Above: An installation photo of artworks by Kelley Walker at Paula Cooper Gallery, New York. Credit: Paula Cooper.
Obscenity may be sublime or grotesque, if it shatters the innocence of a natural world. But what can porn do in a world pornographied in advance? What can art do in a world simulated and travestied in advance? Except bring an added ironic value to appearances? Except tip a last paradoxical wink--of sex laughing at itself in its most exact and hence most monstrous form, laughing at its own disappearance beneath its most artificial form?--Jean Baudrillard
Given that millions of hard-core pornography videos are instantly available to watch for free on any Internet connected computer, how is the artist-photographer-film-maker of today supposed to respond or react to this distinctive turnabout in our visual culture? (Porn was, until 1999, a photo-filmic form that was taboo and repressed, whereas it is now close to being mainstream, usual, or at least unavoidable.)
Baudrillard takes this specific instance of porn (and its always-already visibility) and thinks of art practice in general. The question is how to make art in a visual culture which can be described as callous, knowing, cynical, inherently satirical? The artist cannot rely on any of these approaches as they are already in continuous operation at all times all across our digital visual-landscape.

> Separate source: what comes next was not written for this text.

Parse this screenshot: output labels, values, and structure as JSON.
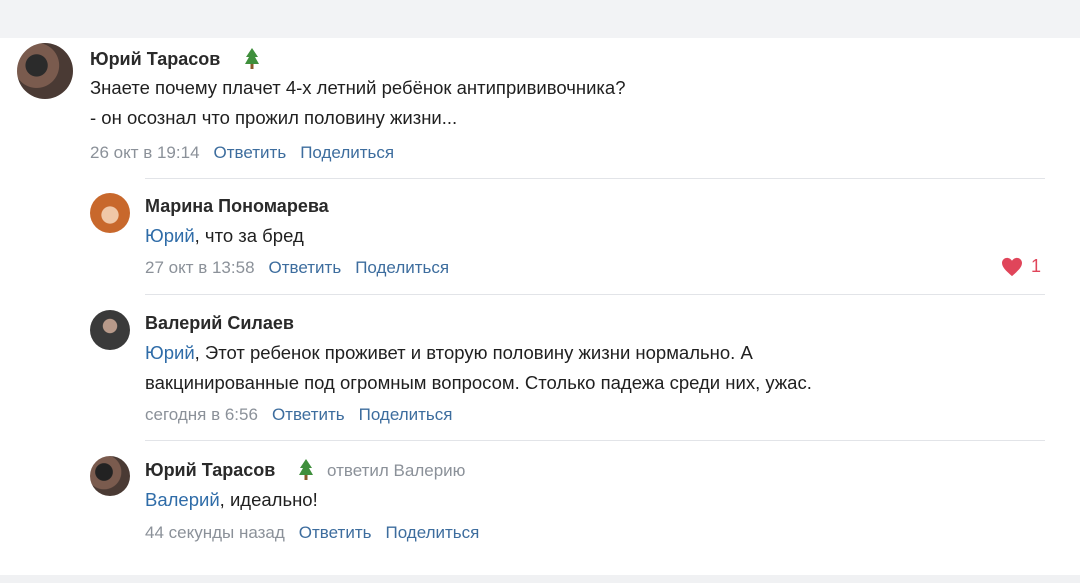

Today, can any artist do more than merely "tip a last paradoxical wink"? Some sort of answer to this question--not a solution necessarily--can be the basis for an engaged visual-art practice.
(28 December 2018)